Sales and marketing strategy is built on an infrastructure of data. It’s about showing the activity that happened for a particular contact, understanding their journey better, and plugging into that particular frequency upon contacting them. With data transparency, it’s possible to systematize and scale what’s been proven to work for the business. Because it’s measurable and tied to real-world performance (rather than best guesses or optimism), the lead generation becomes more predictable over time.
The Cost of Transparency
Of course, you may still encounter sales and marketing tensions over ownership of revenue. It even opens the door to commission discussions. If marketing is getting the buyer in the door, why does sales get all the monetary credit for shaking the customer’s hand at the end? If marketing offers the first touch, and many after, why does sales get the accolades for being the last touch?
Regardless of ownership, to really see how the two functions are driving leads through closure, sales too needs to log all of its activity. Everyone has to get in line with that level of documentation and tracking. If leads come through without digital tracking (e.g., phone calls, direct emails, etc.), the sales team must get in the habit of asking them how they found the company. (Referral? Sales conference? Event? Google? If so, what did they type into the search?) And if the sales team is diligent about logging meetings, activity, close dates, and contract values, then the entire journey from lead to revenue generation is traceable and able to be analyzed in detail.
The Value of Sales and Marketing Alignment
With this kind of sales and marketing alignment and open dialogue, no one can hide any more. You’re not going to have the mythical Glengarry Glen Ross “Closers,” who just swoop in at the end of the process, land the clients, and win the gold watch. There’s a greater understanding of what happens and when, down even to how long it might take between someone becoming a blog subscriber and their becoming a customer.
The value of every action becomes clearer. So does the answer to the question: “Was that effort worth it or not?” The predictable system lets the various functions truly play to their strengths. The business can see where it is underperforming, identify where its money needs to go, and go after the real opportunities with fervor.
Sales and marketing strategy alignment is most successful when the two functions think of themselves as a team (like a real, happy family). Marketing then can see how the feedback from sales helps them shape content assets to be more successful, and they can reduce time spent on ineffective approaches. Sales can recognize the value of having marketing doing the heavy lifting of generating awareness and driving lead generation, reducing the number of cold calls and dead ends on their way to hitting quota.
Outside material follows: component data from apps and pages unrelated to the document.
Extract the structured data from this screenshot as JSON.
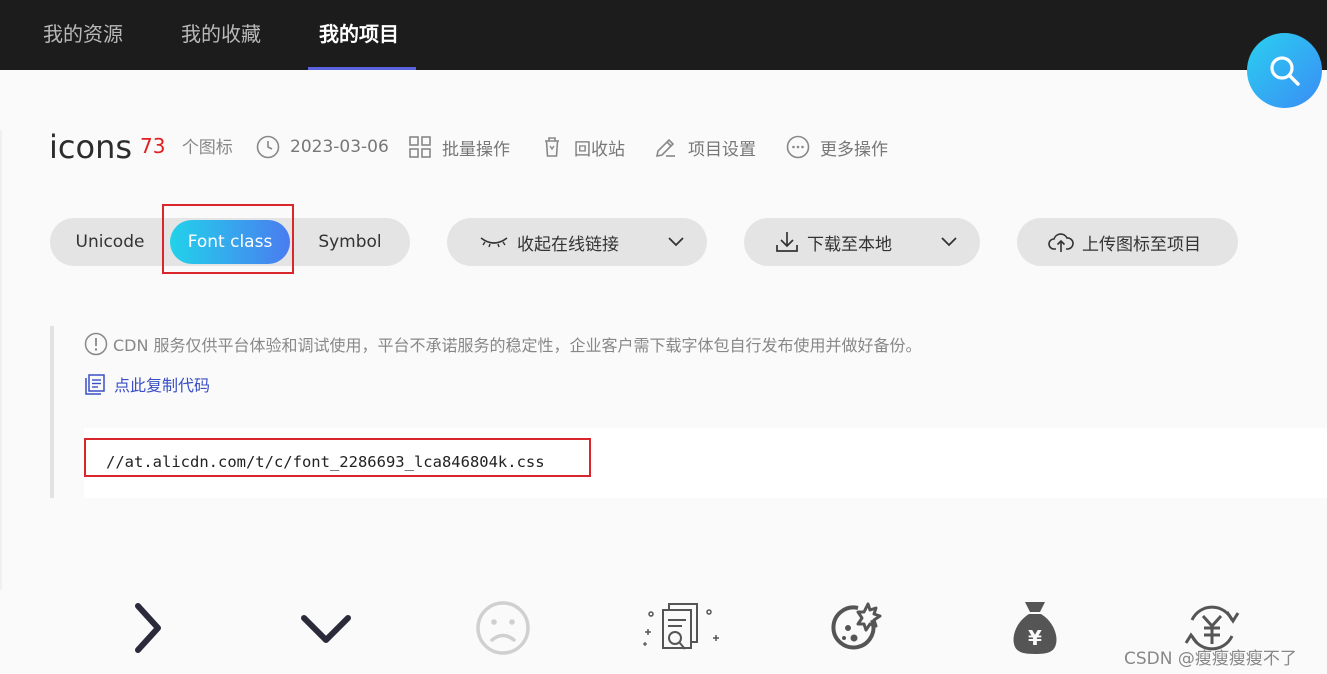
{
  "nav": {
    "tabs": [
      {
        "label": "我的资源"
      },
      {
        "label": "我的收藏"
      },
      {
        "label": "我的项目"
      }
    ]
  },
  "project": {
    "name": "icons",
    "count": "73",
    "count_label": "个图标",
    "date": "2023-03-06",
    "actions": {
      "batch": "批量操作",
      "recycle": "回收站",
      "settings": "项目设置",
      "more": "更多操作"
    }
  },
  "formats": {
    "unicode": "Unicode",
    "font_class": "Font class",
    "symbol": "Symbol",
    "selected": "Font class"
  },
  "buttons": {
    "collapse_link": "收起在线链接",
    "download": "下载至本地",
    "upload": "上传图标至项目"
  },
  "cdn": {
    "notice": "CDN 服务仅供平台体验和调试使用，平台不承诺服务的稳定性，企业客户需下载字体包自行发布使用并做好备份。",
    "copy_label": "点此复制代码",
    "url": "//at.alicdn.com/t/c/font_2286693_lca846804k.css"
  },
  "icons": [
    "chevron-right-icon",
    "chevron-down-icon",
    "sad-face-icon",
    "document-search-icon",
    "cookie-icon",
    "money-bag-icon",
    "yuan-exchange-icon"
  ],
  "watermark": "CSDN @瘦瘦瘦瘦不了",
  "colors": {
    "accent": "#5c63e0",
    "count": "#e02020",
    "link": "#3a4ec5",
    "highlight_box": "#d9262c"
  }
}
Ultimately, a strong relationship between sales and marketing will be founded on awareness that both are helpful and productive. Then everybody wins.
If you want to reshape your sales and marketing strategy, Marketri’s Chief Growth Officers and Chief Marketing Officers are experts equipped to turn your marketing into a profit center.
To learn more about creating a cohesive team between your sales and marketing departments to grow your business, download our Guide to Sales and Marketing Collaboration.